→ MATERIAL PROVIDED
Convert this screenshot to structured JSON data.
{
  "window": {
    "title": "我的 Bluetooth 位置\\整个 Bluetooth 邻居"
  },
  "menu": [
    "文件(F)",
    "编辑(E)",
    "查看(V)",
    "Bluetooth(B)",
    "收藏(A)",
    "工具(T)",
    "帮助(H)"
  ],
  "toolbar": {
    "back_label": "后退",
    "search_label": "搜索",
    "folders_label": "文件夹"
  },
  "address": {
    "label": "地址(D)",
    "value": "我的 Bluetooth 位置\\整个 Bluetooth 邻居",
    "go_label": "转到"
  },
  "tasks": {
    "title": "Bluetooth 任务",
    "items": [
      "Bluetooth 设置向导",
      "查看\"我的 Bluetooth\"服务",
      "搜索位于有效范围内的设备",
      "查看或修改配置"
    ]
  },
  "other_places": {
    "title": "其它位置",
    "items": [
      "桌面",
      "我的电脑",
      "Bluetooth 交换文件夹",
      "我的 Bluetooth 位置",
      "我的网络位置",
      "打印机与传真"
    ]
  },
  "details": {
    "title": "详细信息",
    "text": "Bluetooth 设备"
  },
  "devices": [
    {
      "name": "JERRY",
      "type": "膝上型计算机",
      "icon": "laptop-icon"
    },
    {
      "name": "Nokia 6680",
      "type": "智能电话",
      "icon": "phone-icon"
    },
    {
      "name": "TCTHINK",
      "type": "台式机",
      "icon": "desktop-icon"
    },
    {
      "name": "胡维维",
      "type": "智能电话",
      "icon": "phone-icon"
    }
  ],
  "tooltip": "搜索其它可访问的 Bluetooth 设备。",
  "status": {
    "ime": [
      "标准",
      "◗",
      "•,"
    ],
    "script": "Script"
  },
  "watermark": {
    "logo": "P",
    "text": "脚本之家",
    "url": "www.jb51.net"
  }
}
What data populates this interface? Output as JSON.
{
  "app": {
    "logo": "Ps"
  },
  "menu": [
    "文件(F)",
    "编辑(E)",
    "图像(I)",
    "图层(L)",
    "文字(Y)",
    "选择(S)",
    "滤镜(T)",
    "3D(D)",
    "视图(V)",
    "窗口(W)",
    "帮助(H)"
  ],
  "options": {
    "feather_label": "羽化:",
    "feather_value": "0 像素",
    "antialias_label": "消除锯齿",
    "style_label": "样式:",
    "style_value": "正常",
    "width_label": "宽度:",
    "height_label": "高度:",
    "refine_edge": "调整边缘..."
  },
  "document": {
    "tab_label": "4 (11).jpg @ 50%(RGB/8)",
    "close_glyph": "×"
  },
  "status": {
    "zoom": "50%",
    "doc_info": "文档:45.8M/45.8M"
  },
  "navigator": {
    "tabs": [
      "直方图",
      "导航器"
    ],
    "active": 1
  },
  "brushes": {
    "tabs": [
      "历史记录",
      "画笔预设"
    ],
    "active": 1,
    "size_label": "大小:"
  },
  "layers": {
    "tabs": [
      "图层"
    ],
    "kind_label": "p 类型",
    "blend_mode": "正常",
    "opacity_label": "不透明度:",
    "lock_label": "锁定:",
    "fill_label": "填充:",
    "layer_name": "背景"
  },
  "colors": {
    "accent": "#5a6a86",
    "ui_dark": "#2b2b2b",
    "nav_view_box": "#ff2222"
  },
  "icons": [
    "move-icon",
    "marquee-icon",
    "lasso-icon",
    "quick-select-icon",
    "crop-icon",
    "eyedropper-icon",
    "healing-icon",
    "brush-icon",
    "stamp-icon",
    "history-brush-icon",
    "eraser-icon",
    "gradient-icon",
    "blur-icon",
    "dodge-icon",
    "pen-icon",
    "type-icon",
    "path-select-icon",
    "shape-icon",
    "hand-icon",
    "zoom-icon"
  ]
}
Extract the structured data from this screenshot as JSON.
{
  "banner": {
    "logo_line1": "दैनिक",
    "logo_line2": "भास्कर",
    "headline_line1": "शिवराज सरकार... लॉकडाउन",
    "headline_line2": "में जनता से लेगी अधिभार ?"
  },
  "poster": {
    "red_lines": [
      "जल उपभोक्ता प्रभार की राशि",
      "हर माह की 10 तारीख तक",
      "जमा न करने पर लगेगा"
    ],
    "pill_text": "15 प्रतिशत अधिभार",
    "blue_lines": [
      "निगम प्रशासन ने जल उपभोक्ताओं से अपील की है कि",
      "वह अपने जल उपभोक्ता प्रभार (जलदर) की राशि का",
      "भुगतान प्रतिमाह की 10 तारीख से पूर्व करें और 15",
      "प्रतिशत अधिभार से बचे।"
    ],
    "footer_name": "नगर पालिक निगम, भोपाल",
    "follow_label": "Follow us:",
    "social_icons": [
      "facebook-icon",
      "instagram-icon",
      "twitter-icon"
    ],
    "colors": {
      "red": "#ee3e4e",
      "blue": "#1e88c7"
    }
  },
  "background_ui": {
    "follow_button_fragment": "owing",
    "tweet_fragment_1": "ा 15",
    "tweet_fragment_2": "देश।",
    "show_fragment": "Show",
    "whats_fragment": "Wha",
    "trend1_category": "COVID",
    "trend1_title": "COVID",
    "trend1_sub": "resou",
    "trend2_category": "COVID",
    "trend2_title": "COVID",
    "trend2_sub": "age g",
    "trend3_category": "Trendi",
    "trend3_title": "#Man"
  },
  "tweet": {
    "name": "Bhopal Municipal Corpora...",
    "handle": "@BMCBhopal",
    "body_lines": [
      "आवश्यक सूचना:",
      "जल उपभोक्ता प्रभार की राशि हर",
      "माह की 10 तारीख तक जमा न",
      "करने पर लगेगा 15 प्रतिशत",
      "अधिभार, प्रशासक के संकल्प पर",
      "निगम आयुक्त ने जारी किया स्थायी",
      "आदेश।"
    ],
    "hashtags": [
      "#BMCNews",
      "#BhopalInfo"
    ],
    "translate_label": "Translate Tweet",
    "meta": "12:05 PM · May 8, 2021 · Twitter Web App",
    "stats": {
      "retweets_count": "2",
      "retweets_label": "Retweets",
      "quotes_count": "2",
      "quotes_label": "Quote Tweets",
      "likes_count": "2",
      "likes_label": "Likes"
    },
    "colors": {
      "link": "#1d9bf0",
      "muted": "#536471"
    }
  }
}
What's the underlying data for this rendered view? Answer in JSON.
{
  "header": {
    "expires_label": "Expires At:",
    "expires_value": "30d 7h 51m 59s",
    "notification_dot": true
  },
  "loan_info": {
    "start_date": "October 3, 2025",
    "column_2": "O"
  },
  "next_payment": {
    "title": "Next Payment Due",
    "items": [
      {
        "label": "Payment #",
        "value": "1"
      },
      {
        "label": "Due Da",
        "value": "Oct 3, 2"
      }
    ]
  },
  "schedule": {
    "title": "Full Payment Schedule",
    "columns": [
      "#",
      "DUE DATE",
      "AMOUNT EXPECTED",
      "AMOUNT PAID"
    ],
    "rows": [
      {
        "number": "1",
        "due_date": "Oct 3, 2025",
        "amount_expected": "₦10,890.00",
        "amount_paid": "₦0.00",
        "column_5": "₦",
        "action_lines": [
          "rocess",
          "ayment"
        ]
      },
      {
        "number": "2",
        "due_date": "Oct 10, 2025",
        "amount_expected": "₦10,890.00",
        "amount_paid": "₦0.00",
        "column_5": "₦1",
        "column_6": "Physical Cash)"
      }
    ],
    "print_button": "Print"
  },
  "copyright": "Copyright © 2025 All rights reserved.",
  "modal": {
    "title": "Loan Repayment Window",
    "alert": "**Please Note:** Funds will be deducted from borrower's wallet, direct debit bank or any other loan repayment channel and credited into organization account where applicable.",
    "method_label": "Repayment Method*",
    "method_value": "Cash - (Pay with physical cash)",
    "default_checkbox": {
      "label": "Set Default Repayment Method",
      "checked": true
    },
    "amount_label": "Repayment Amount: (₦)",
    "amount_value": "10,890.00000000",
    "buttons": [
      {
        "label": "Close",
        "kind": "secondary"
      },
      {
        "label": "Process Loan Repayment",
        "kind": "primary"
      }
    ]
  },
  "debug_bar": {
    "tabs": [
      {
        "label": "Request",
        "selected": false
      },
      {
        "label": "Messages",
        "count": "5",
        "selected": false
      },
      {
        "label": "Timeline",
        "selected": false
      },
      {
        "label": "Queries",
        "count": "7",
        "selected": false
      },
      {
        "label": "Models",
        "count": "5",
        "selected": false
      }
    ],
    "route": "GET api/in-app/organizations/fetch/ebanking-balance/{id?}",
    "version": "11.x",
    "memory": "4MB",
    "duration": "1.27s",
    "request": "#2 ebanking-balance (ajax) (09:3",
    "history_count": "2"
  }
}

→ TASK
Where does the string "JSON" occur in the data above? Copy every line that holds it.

→ TASK ANSWER
Convert this screenshot to structured JSON data.
What data populates this interface? Output as JSON.
Extract the structured data from this screenshot as JSON.
What's the underlying data for this rendered view? Answer in JSON.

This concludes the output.